Work item —
From the data, copy out every line in which the word "level" appears.

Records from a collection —
- Opening Delimiter -

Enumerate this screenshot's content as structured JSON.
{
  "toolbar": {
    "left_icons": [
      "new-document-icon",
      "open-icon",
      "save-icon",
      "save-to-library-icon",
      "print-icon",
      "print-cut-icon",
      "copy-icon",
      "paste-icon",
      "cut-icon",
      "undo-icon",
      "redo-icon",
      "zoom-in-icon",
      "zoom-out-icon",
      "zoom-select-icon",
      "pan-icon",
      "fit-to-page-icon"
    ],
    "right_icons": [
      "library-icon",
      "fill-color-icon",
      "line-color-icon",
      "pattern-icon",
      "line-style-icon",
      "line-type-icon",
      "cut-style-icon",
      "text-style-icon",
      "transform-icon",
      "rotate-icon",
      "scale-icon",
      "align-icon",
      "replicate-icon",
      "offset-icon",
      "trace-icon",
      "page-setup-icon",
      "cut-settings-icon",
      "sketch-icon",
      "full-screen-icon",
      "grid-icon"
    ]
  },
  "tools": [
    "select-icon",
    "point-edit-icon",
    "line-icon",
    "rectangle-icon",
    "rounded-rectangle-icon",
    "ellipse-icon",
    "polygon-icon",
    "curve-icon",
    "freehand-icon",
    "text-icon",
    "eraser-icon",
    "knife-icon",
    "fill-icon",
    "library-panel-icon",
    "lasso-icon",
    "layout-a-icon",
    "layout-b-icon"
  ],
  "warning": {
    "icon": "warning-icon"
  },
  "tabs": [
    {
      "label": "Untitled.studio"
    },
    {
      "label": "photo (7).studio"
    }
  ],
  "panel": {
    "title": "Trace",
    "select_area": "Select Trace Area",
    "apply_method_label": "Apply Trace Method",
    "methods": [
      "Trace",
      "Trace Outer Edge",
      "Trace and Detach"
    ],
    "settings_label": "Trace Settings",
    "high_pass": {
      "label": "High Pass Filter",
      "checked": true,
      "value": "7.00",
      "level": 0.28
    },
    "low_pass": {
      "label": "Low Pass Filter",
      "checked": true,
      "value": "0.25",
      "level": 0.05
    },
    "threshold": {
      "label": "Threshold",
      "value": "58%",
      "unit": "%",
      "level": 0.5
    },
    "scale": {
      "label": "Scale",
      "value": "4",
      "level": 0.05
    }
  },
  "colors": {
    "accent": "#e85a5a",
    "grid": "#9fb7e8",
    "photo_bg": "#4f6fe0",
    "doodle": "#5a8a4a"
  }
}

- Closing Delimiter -

Solved exercise —
      "level": 0.28
      "level": 0.05
      "level": 0.5
      "level": 0.05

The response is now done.